What is Diagnostic Medical Sonography?
Sonography is a procedure that uses high frequency sound waves to produce dynamic visual images of organs, tissues or blood flow inside of the body. Sonography is the medical field in which ultrasounds are used. Sonographers use ultrasound equipment to create images of internal body structures for medical analysis.
The DMS program at UWM is a rigorous four-year undergraduate program that requires completing four or more semesters of preclinical course work to prepare for the two-year professional and clinical training.
Director of the Diagnostic Medical Sonography Program Nathan Wojciechowski, BS, RDMS, RVT, explains, “Our program is the largest accredited, public university program in the state which gives students the opportunity to access a wide variety of educational and clinical experiences.”
Students standing out
Wojciechowski and Diagnostic Medical Sonography Clinical Coordinator Christine Grams, USAF Veteran, BS, RDMS, RDCS, RVT, focus on ensuring that students in the program have all the resources and support necessary for a top tier clinical education.
In the DMS program, the clinical faculty work to maintain a very small classroom size so that students do not get lost in the mix. Inside each classroom there is an emphasis on students participating in one-on-one training.
Outside of the classroom, students in the DMS program have access to an exceptionally wide variety of clinical options in the city. With partnerships including Froedtert Hospital, ProHealth Care, Ascension, Veteran’s Affairs Medical Centers and a variety of small clinics, the students gain real life work experience that leads to them establishing a connection with the ultrasound community.
The clinical experiences also help create a path to jobs for students. The DMS program boasts a 100 percent job placement rate for its graduates. Recent graduate Kayla Pride (‘19 BS Biomedical Sciences: Diagnostic Medical Sonography) explains, “One of the strongest parts of the program is having access to so many different clinical sites. It has been very helpful rotating through the different hospital systems and getting exposure to multiple ultrasound machines and computer systems.”
The future of ultrasound at UWM
The leaders of the successful DMS program want to continue to serve students in education and clinical experiences. However, Wojciechowski and Grams also have goals of expanding the program to create more spaces for student engagement both on campus and throughout the professional community.
They are working to continue to set the program apart by engaging in more research opportunities. Wojciechowski and Grams are looking for connections throughout our R1 research institution to act in an advisory role for researchers using ultrasound.

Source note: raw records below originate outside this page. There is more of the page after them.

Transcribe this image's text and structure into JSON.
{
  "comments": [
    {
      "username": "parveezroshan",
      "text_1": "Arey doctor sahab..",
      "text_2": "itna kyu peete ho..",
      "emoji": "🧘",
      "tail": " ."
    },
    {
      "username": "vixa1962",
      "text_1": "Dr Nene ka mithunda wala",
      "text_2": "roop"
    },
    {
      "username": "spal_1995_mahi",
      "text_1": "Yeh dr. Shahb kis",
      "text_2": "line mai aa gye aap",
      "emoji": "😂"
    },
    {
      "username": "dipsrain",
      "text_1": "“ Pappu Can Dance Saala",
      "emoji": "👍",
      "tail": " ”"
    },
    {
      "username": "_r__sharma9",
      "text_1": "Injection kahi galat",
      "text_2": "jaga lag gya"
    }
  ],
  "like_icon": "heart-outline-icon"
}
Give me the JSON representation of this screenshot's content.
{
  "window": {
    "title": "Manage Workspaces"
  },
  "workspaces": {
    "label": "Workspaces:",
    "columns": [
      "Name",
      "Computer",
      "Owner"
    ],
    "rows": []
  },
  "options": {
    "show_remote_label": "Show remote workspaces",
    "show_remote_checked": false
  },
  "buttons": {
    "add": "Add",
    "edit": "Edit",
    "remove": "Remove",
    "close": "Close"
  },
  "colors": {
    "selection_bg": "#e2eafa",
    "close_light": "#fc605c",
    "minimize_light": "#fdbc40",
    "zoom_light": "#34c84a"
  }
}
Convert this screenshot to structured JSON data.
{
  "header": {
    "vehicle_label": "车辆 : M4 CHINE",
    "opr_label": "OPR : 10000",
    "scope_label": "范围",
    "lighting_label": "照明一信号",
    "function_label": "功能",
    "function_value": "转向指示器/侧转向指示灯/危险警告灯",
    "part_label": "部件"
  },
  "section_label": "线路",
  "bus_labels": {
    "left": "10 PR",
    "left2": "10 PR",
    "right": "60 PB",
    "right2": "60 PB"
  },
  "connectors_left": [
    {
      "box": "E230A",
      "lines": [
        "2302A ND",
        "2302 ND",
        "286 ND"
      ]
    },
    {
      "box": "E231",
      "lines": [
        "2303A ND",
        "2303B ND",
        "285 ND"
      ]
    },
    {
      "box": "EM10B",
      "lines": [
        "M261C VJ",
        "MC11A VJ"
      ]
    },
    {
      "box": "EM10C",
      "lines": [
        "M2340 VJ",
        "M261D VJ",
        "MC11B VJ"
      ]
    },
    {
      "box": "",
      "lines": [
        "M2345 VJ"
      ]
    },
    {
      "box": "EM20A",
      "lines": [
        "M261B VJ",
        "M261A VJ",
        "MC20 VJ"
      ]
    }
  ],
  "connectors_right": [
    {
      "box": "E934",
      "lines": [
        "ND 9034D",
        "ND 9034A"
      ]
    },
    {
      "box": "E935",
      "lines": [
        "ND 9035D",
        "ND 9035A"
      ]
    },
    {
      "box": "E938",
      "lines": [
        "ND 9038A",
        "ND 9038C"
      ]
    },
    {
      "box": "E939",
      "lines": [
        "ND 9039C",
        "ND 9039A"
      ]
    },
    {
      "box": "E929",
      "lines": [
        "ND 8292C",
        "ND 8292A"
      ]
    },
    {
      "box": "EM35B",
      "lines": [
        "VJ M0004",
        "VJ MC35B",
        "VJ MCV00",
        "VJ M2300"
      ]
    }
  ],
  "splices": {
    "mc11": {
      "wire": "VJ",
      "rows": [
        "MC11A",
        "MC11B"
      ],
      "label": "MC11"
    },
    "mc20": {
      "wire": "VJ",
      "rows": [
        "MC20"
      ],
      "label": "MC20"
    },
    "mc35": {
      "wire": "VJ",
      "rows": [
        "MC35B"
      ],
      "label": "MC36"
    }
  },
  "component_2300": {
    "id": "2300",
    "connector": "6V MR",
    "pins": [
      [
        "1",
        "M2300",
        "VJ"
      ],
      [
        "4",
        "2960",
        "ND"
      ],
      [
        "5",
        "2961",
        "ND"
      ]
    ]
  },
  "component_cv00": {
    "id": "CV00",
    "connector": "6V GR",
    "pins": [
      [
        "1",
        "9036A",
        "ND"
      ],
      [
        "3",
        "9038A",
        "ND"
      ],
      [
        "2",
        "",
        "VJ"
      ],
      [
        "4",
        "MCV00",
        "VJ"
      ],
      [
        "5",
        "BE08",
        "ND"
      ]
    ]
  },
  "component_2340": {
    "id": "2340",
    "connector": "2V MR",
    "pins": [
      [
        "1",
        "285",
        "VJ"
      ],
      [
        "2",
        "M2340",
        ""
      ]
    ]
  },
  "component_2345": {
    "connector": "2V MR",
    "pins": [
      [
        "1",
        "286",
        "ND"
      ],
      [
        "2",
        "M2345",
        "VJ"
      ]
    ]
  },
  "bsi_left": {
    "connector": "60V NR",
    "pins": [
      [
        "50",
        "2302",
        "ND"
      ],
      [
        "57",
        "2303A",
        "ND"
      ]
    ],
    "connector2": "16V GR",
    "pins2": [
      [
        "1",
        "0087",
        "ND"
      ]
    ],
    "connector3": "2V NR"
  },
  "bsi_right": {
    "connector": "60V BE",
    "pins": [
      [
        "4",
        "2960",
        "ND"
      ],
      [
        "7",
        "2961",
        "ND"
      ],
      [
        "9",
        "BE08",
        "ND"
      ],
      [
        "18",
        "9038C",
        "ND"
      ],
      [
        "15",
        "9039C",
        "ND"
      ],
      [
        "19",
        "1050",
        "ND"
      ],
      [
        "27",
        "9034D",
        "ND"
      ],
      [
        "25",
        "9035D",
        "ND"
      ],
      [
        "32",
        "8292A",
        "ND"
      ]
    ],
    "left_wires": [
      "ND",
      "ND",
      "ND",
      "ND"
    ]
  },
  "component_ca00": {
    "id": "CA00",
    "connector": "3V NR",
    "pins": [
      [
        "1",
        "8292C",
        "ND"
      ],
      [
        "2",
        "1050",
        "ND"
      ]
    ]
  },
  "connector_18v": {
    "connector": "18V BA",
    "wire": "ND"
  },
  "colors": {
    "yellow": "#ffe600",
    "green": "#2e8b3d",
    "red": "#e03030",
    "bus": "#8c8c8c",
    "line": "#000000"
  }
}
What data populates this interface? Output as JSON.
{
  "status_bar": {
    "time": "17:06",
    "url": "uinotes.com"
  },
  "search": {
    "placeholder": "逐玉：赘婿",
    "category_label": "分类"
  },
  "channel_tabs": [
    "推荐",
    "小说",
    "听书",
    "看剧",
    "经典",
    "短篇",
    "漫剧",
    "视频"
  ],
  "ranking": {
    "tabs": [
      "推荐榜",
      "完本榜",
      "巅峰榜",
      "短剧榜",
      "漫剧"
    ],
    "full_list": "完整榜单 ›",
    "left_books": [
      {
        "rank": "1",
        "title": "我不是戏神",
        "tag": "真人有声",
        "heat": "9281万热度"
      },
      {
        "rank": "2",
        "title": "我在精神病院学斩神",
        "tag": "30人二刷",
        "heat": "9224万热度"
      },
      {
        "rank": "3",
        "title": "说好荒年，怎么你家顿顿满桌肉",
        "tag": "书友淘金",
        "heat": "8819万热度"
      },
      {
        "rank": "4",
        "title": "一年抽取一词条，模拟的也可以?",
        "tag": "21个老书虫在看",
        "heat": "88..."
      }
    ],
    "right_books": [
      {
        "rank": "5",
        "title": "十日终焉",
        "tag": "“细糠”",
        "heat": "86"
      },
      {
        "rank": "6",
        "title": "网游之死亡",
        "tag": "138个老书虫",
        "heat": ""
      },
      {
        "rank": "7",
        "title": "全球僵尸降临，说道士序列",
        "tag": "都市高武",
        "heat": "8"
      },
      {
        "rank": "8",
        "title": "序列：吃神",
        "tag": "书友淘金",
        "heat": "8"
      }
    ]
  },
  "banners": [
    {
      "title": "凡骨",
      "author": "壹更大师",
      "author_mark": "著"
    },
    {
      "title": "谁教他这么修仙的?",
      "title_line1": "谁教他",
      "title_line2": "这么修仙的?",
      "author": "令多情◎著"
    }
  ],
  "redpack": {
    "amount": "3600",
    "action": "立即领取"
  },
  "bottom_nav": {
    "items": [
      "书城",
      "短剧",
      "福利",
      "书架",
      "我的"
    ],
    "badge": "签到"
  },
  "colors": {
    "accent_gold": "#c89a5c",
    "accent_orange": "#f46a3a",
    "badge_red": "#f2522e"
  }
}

Such expansion would open the door to students wishing to engage in research.
Wojciechowski and Grams also want to increase the internal diversity in their program. Grams explains, “Our patients are diverse and as we continue to expand the program it would be powerful to see that diversity reflected in our students.”